▶ _WHAT YOU ARE ASKED TO DO_
Please look for the string "datum" below and report every line in which it occurs.

(Stored data)

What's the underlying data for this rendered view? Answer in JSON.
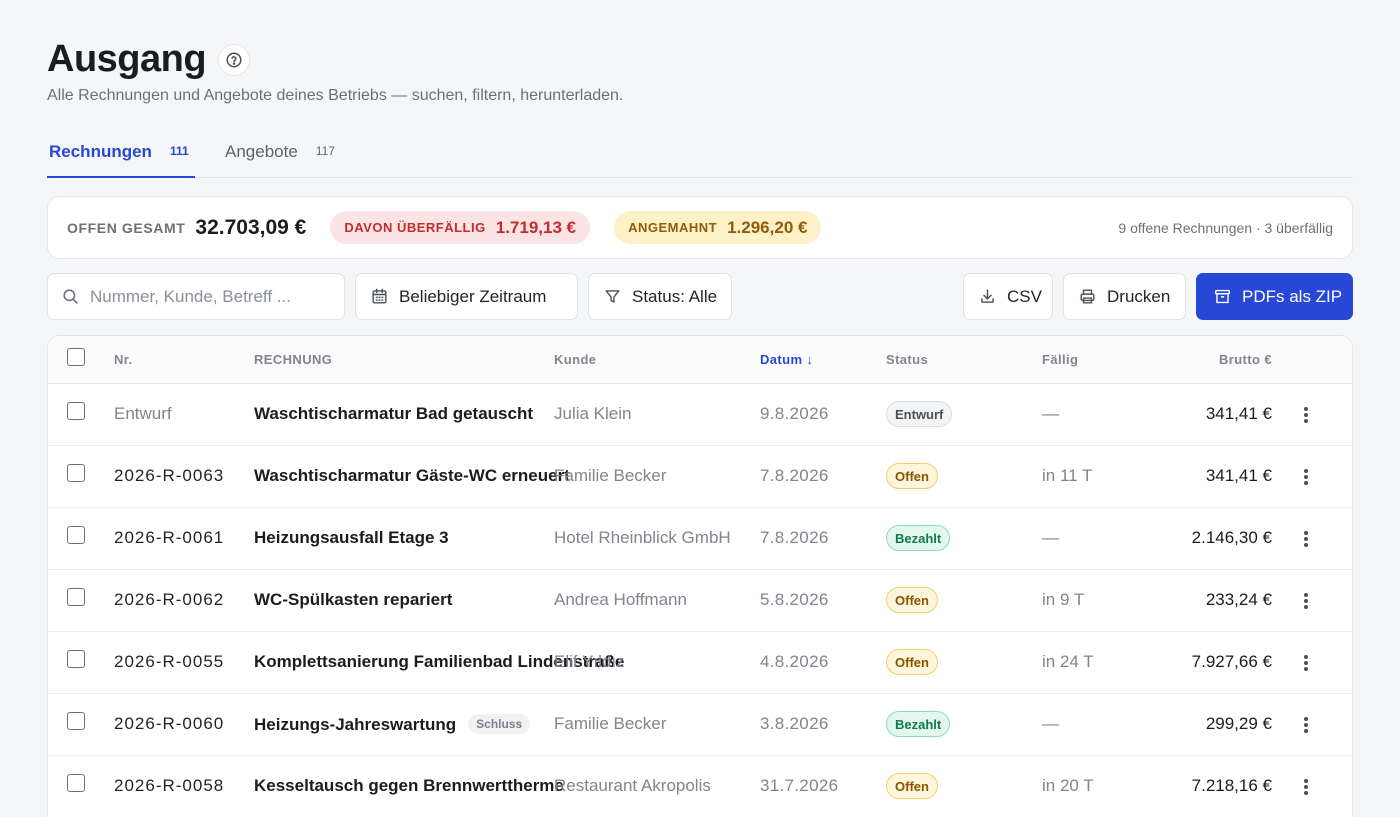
{
  "header": {
    "title": "Ausgang",
    "subtitle": "Alle Rechnungen und Angebote deines Betriebs — suchen, filtern, herunterladen."
  },
  "tabs": [
    {
      "label": "Rechnungen",
      "count": "111",
      "active": true
    },
    {
      "label": "Angebote",
      "count": "117",
      "active": false
    }
  ],
  "summary": {
    "open_label": "OFFEN GESAMT",
    "open_value": "32.703,09 €",
    "overdue_label": "DAVON ÜBERFÄLLIG",
    "overdue_value": "1.719,13 €",
    "reminded_label": "ANGEMAHNT",
    "reminded_value": "1.296,20 €",
    "info": "9 offene Rechnungen · 3 überfällig"
  },
  "toolbar": {
    "search_placeholder": "Nummer, Kunde, Betreff ...",
    "date_label": "Beliebiger Zeitraum",
    "status_label": "Status: Alle",
    "csv_label": "CSV",
    "print_label": "Drucken",
    "zip_label": "PDFs als ZIP"
  },
  "colors": {
    "accent": "#2747d6",
    "overdue": "#c52b2b",
    "reminded": "#925a0a",
    "paid": "#137a50"
  },
  "table": {
    "columns": {
      "nr": "Nr.",
      "rechnung": "RECHNUNG",
      "kunde": "Kunde",
      "datum": "Datum ↓",
      "status": "Status",
      "faellig": "Fällig",
      "brutto": "Brutto €"
    },
    "rows": [
      {
        "nr": "Entwurf",
        "title": "Waschtischarmatur Bad getauscht",
        "tag": "",
        "kunde": "Julia Klein",
        "datum": "9.8.2026",
        "status": "Entwurf",
        "faellig": "—",
        "brutto": "341,41 €"
      },
      {
        "nr": "2026-R-0063",
        "title": "Waschtischarmatur Gäste-WC erneuert",
        "tag": "",
        "kunde": "Familie Becker",
        "datum": "7.8.2026",
        "status": "Offen",
        "faellig": "in 11 T",
        "brutto": "341,41 €"
      },
      {
        "nr": "2026-R-0061",
        "title": "Heizungsausfall Etage 3",
        "tag": "",
        "kunde": "Hotel Rheinblick GmbH",
        "datum": "7.8.2026",
        "status": "Bezahlt",
        "faellig": "—",
        "brutto": "2.146,30 €"
      },
      {
        "nr": "2026-R-0062",
        "title": "WC-Spülkasten repariert",
        "tag": "",
        "kunde": "Andrea Hoffmann",
        "datum": "5.8.2026",
        "status": "Offen",
        "faellig": "in 9 T",
        "brutto": "233,24 €"
      },
      {
        "nr": "2026-R-0055",
        "title": "Komplettsanierung Familienbad Lindenstraße",
        "tag": "",
        "kunde": "Elif Yıldız",
        "datum": "4.8.2026",
        "status": "Offen",
        "faellig": "in 24 T",
        "brutto": "7.927,66 €"
      },
      {
        "nr": "2026-R-0060",
        "title": "Heizungs-Jahreswartung",
        "tag": "Schluss",
        "kunde": "Familie Becker",
        "datum": "3.8.2026",
        "status": "Bezahlt",
        "faellig": "—",
        "brutto": "299,29 €"
      },
      {
        "nr": "2026-R-0058",
        "title": "Kesseltausch gegen Brennwerttherme",
        "tag": "",
        "kunde": "Restaurant Akropolis",
        "datum": "31.7.2026",
        "status": "Offen",
        "faellig": "in 20 T",
        "brutto": "7.218,16 €"
      }
    ]
  }
}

▶ _RESPONSE FOR THIS EXERCISE_
      "datum": "Datum ↓",
        "datum": "9.8.2026",
        "datum": "7.8.2026",
        "datum": "7.8.2026",
        "datum": "5.8.2026",
        "datum": "4.8.2026",
        "datum": "3.8.2026",
        "datum": "31.7.2026",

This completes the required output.